Every record must be reproduced exactly. Leave none out.

+++ Given records

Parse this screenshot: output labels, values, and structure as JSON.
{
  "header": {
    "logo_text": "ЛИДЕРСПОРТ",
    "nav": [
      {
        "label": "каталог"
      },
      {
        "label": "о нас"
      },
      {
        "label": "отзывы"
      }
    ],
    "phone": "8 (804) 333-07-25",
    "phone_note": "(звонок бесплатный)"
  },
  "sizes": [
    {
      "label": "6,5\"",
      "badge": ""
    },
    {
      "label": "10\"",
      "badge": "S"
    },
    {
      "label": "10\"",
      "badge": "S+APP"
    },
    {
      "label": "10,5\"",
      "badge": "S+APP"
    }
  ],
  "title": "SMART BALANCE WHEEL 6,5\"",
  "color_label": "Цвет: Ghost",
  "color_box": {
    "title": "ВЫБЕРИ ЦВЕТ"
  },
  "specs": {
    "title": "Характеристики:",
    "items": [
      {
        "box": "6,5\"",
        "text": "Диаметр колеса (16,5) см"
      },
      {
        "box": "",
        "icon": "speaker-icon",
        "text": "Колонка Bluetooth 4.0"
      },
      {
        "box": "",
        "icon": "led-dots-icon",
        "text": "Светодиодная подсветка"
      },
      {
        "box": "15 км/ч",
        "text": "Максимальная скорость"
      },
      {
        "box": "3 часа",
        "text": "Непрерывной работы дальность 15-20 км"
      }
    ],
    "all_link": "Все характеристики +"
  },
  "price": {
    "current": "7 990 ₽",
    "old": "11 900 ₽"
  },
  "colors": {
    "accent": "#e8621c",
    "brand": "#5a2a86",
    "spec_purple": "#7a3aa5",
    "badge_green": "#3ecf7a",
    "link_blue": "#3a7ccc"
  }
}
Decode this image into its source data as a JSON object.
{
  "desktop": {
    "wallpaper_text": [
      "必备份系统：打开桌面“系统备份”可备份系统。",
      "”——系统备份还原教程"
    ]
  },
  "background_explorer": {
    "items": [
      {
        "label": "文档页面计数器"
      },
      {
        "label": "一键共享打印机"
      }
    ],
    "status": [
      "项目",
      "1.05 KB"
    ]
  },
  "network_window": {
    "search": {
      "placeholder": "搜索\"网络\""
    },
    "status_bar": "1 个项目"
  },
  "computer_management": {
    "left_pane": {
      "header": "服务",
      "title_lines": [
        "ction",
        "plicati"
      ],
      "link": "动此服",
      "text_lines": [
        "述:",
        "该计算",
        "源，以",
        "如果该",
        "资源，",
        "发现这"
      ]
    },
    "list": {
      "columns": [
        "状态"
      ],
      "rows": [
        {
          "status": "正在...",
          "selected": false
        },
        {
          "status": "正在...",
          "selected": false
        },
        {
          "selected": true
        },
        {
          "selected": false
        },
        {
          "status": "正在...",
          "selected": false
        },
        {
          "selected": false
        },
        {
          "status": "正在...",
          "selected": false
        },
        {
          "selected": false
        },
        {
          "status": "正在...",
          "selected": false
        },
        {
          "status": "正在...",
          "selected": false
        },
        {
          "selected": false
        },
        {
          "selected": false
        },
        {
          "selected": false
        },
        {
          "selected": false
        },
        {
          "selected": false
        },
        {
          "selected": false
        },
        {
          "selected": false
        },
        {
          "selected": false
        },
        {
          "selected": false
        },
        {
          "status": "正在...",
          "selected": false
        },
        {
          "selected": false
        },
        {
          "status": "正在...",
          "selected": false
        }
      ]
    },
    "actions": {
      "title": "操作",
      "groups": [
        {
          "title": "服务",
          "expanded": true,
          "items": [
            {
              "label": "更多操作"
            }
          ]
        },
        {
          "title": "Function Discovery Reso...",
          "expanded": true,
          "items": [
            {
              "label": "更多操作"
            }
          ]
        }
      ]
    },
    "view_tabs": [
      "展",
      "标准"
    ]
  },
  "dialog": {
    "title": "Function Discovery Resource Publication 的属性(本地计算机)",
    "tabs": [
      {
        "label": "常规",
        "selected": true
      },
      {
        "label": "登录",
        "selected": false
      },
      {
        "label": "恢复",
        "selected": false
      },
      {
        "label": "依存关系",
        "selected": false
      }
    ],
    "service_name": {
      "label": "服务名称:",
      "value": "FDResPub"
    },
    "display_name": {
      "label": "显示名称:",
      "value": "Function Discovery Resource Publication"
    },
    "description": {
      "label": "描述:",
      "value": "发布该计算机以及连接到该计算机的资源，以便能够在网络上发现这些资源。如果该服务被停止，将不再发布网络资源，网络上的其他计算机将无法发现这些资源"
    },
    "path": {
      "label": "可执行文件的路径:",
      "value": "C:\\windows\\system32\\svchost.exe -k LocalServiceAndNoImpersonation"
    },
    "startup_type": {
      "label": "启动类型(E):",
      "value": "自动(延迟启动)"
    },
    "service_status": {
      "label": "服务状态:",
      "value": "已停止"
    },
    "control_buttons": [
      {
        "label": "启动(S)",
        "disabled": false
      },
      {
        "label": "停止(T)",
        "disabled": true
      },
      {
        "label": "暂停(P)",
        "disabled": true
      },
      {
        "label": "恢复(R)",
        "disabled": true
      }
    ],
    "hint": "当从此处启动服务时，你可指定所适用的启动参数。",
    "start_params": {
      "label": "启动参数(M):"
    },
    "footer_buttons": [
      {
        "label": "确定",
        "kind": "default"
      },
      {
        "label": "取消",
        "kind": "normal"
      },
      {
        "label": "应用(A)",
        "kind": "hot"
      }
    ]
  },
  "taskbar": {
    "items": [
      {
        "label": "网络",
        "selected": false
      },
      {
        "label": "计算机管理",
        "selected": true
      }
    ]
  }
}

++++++

* **Solution**
Parse this screenshot: output labels, values, and structure as JSON.
{
  "header": {
    "logo_text": "ЛИДЕРСПОРТ",
    "nav": [
      {
        "label": "каталог"
      },
      {
        "label": "о нас"
      },
      {
        "label": "отзывы"
      }
    ],
    "phone": "8 (804) 333-07-25",
    "phone_note": "(звонок бесплатный)"
  },
  "sizes": [
    {
      "label": "6,5\"",
      "badge": ""
    },
    {
      "label": "10\"",
      "badge": "S"
    },
    {
      "label": "10\"",
      "badge": "S+APP"
    },
    {
      "label": "10,5\"",
      "badge": "S+APP"
    }
  ],
  "title": "SMART BALANCE WHEEL 6,5\"",
  "color_label": "Цвет: Ghost",
  "color_box": {
    "title": "ВЫБЕРИ ЦВЕТ"
  },
  "specs": {
    "title": "Характеристики:",
    "items": [
      {
        "box": "6,5\"",
        "text": "Диаметр колеса (16,5) см"
      },
      {
        "box": "",
        "icon": "speaker-icon",
        "text": "Колонка Bluetooth 4.0"
      },
      {
        "box": "",
        "icon": "led-dots-icon",
        "text": "Светодиодная подсветка"
      },
      {
        "box": "15 км/ч",
        "text": "Максимальная скорость"
      },
      {
        "box": "3 часа",
        "text": "Непрерывной работы дальность 15-20 км"
      }
    ],
    "all_link": "Все характеристики +"
  },
  "price": {
    "current": "7 990 ₽",
    "old": "11 900 ₽"
  },
  "colors": {
    "accent": "#e8621c",
    "brand": "#5a2a86",
    "spec_purple": "#7a3aa5",
    "badge_green": "#3ecf7a",
    "link_blue": "#3a7ccc"
  }
}
Decode this image into its source data as a JSON object.
{
  "desktop": {
    "wallpaper_text": [
      "必备份系统：打开桌面“系统备份”可备份系统。",
      "”——系统备份还原教程"
    ]
  },
  "background_explorer": {
    "items": [
      {
        "label": "文档页面计数器"
      },
      {
        "label": "一键共享打印机"
      }
    ],
    "status": [
      "项目",
      "1.05 KB"
    ]
  },
  "network_window": {
    "search": {
      "placeholder": "搜索\"网络\""
    },
    "status_bar": "1 个项目"
  },
  "computer_management": {
    "left_pane": {
      "header": "服务",
      "title_lines": [
        "ction",
        "plicati"
      ],
      "link": "动此服",
      "text_lines": [
        "述:",
        "该计算",
        "源，以",
        "如果该",
        "资源，",
        "发现这"
      ]
    },
    "list": {
      "columns": [
        "状态"
      ],
      "rows": [
        {
          "status": "正在...",
          "selected": false
        },
        {
          "status": "正在...",
          "selected": false
        },
        {
          "selected": true
        },
        {
          "selected": false
        },
        {
          "status": "正在...",
          "selected": false
        },
        {
          "selected": false
        },
        {
          "status": "正在...",
          "selected": false
        },
        {
          "selected": false
        },
        {
          "status": "正在...",
          "selected": false
        },
        {
          "status": "正在...",
          "selected": false
        },
        {
          "selected": false
        },
        {
          "selected": false
        },
        {
          "selected": false
        },
        {
          "selected": false
        },
        {
          "selected": false
        },
        {
          "selected": false
        },
        {
          "selected": false
        },
        {
          "selected": false
        },
        {
          "selected": false
        },
        {
          "status": "正在...",
          "selected": false
        },
        {
          "selected": false
        },
        {
          "status": "正在...",
          "selected": false
        }
      ]
    },
    "actions": {
      "title": "操作",
      "groups": [
        {
          "title": "服务",
          "expanded": true,
          "items": [
            {
              "label": "更多操作"
            }
          ]
        },
        {
          "title": "Function Discovery Reso...",
          "expanded": true,
          "items": [
            {
              "label": "更多操作"
            }
          ]
        }
      ]
    },
    "view_tabs": [
      "展",
      "标准"
    ]
  },
  "dialog": {
    "title": "Function Discovery Resource Publication 的属性(本地计算机)",
    "tabs": [
      {
        "label": "常规",
        "selected": true
      },
      {
        "label": "登录",
        "selected": false
      },
      {
        "label": "恢复",
        "selected": false
      },
      {
        "label": "依存关系",
        "selected": false
      }
    ],
    "service_name": {
      "label": "服务名称:",
      "value": "FDResPub"
    },
    "display_name": {
      "label": "显示名称:",
      "value": "Function Discovery Resource Publication"
    },
    "description": {
      "label": "描述:",
      "value": "发布该计算机以及连接到该计算机的资源，以便能够在网络上发现这些资源。如果该服务被停止，将不再发布网络资源，网络上的其他计算机将无法发现这些资源"
    },
    "path": {
      "label": "可执行文件的路径:",
      "value": "C:\\windows\\system32\\svchost.exe -k LocalServiceAndNoImpersonation"
    },
    "startup_type": {
      "label": "启动类型(E):",
      "value": "自动(延迟启动)"
    },
    "service_status": {
      "label": "服务状态:",
      "value": "已停止"
    },
    "control_buttons": [
      {
        "label": "启动(S)",
        "disabled": false
      },
      {
        "label": "停止(T)",
        "disabled": true
      },
      {
        "label": "暂停(P)",
        "disabled": true
      },
      {
        "label": "恢复(R)",
        "disabled": true
      }
    ],
    "hint": "当从此处启动服务时，你可指定所适用的启动参数。",
    "start_params": {
      "label": "启动参数(M):"
    },
    "footer_buttons": [
      {
        "label": "确定",
        "kind": "default"
      },
      {
        "label": "取消",
        "kind": "normal"
      },
      {
        "label": "应用(A)",
        "kind": "hot"
      }
    ]
  },
  "taskbar": {
    "items": [
      {
        "label": "网络",
        "selected": false
      },
      {
        "label": "计算机管理",
        "selected": true
      }
    ]
  }
}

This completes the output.